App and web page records
--- START ---

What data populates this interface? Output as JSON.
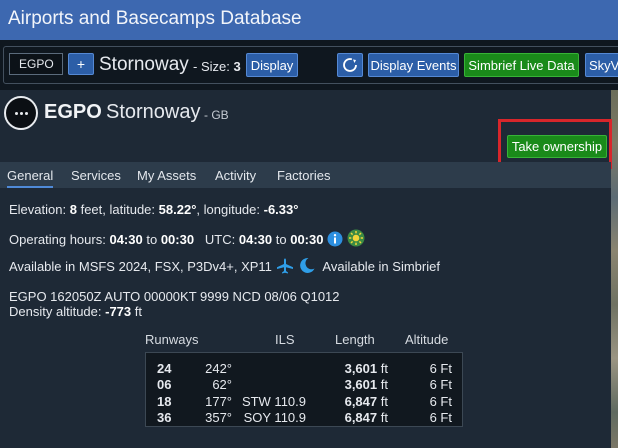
{
  "app": {
    "title": "Airports and Basecamps Database"
  },
  "toolbar": {
    "icao_value": "EGPO",
    "plus_label": "+",
    "airport_name": "Stornoway",
    "size_prefix": "- Size:",
    "size_value": "3",
    "display_label": "Display",
    "display_events_label": "Display Events",
    "simbrief_label": "Simbrief Live Data",
    "skyve_label": "SkyVe"
  },
  "airport": {
    "icao": "EGPO",
    "name": "Stornoway",
    "country": "- GB",
    "take_ownership_label": "Take ownership"
  },
  "tabs": [
    {
      "label": "General",
      "active": true
    },
    {
      "label": "Services"
    },
    {
      "label": "My Assets"
    },
    {
      "label": "Activity"
    },
    {
      "label": "Factories"
    }
  ],
  "general": {
    "elevation_label": "Elevation:",
    "elevation_value": "8",
    "elevation_unit": "feet, latitude:",
    "latitude": "58.22°",
    "longitude_label": ", longitude:",
    "longitude": "-6.33°",
    "hours_label": "Operating hours:",
    "hours_open": "04:30",
    "to_1": "to",
    "hours_close": "00:30",
    "utc_label": "UTC:",
    "utc_open": "04:30",
    "to_2": "to",
    "utc_close": "00:30",
    "available_label": "Available in MSFS 2024, FSX, P3Dv4+, XP11",
    "simbrief_available": "Available in Simbrief",
    "metar": "EGPO 162050Z AUTO 00000KT 9999 NCD 08/06 Q1012",
    "density_label": "Density altitude:",
    "density_value": "-773",
    "density_unit": "ft"
  },
  "runways": {
    "headers": {
      "runways": "Runways",
      "ils": "ILS",
      "length": "Length",
      "altitude": "Altitude"
    },
    "rows": [
      {
        "id": "24",
        "heading": "242°",
        "ils": "",
        "length": "3,601",
        "unit": "ft",
        "altitude": "6 Ft"
      },
      {
        "id": "06",
        "heading": "62°",
        "ils": "",
        "length": "3,601",
        "unit": "ft",
        "altitude": "6 Ft"
      },
      {
        "id": "18",
        "heading": "177°",
        "ils": "STW 110.9",
        "length": "6,847",
        "unit": "ft",
        "altitude": "6 Ft"
      },
      {
        "id": "36",
        "heading": "357°",
        "ils": "SOY 110.9",
        "length": "6,847",
        "unit": "ft",
        "altitude": "6 Ft"
      }
    ]
  },
  "colors": {
    "accent_blue": "#3d68b0",
    "button_blue": "#2c5ea7",
    "button_green": "#1a8a1a",
    "highlight_red": "#d8262b"
  },
  "icons": {
    "refresh": "refresh-icon",
    "info": "info-icon",
    "sun": "sun-icon",
    "airplane": "airplane-icon",
    "moon": "moon-icon",
    "more": "more-icon"
  }
}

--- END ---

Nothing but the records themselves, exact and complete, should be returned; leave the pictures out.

What data populates this interface? Output as JSON.
{
  "app": {
    "title": "Airports and Basecamps Database"
  },
  "toolbar": {
    "icao_value": "EGPO",
    "plus_label": "+",
    "airport_name": "Stornoway",
    "size_prefix": "- Size:",
    "size_value": "3",
    "display_label": "Display",
    "display_events_label": "Display Events",
    "simbrief_label": "Simbrief Live Data",
    "skyve_label": "SkyVe"
  },
  "airport": {
    "icao": "EGPO",
    "name": "Stornoway",
    "country": "- GB",
    "take_ownership_label": "Take ownership"
  },
  "tabs": [
    {
      "label": "General",
      "active": true
    },
    {
      "label": "Services"
    },
    {
      "label": "My Assets"
    },
    {
      "label": "Activity"
    },
    {
      "label": "Factories"
    }
  ],
  "general": {
    "elevation_label": "Elevation:",
    "elevation_value": "8",
    "elevation_unit": "feet, latitude:",
    "latitude": "58.22°",
    "longitude_label": ", longitude:",
    "longitude": "-6.33°",
    "hours_label": "Operating hours:",
    "hours_open": "04:30",
    "to_1": "to",
    "hours_close": "00:30",
    "utc_label": "UTC:",
    "utc_open": "04:30",
    "to_2": "to",
    "utc_close": "00:30",
    "available_label": "Available in MSFS 2024, FSX, P3Dv4+, XP11",
    "simbrief_available": "Available in Simbrief",
    "metar": "EGPO 162050Z AUTO 00000KT 9999 NCD 08/06 Q1012",
    "density_label": "Density altitude:",
    "density_value": "-773",
    "density_unit": "ft"
  },
  "runways": {
    "headers": {
      "runways": "Runways",
      "ils": "ILS",
      "length": "Length",
      "altitude": "Altitude"
    },
    "rows": [
      {
        "id": "24",
        "heading": "242°",
        "ils": "",
        "length": "3,601",
        "unit": "ft",
        "altitude": "6 Ft"
      },
      {
        "id": "06",
        "heading": "62°",
        "ils": "",
        "length": "3,601",
        "unit": "ft",
        "altitude": "6 Ft"
      },
      {
        "id": "18",
        "heading": "177°",
        "ils": "STW 110.9",
        "length": "6,847",
        "unit": "ft",
        "altitude": "6 Ft"
      },
      {
        "id": "36",
        "heading": "357°",
        "ils": "SOY 110.9",
        "length": "6,847",
        "unit": "ft",
        "altitude": "6 Ft"
      }
    ]
  },
  "colors": {
    "accent_blue": "#3d68b0",
    "button_blue": "#2c5ea7",
    "button_green": "#1a8a1a",
    "highlight_red": "#d8262b"
  },
  "icons": {
    "refresh": "refresh-icon",
    "info": "info-icon",
    "sun": "sun-icon",
    "airplane": "airplane-icon",
    "moon": "moon-icon",
    "more": "more-icon"
  }
}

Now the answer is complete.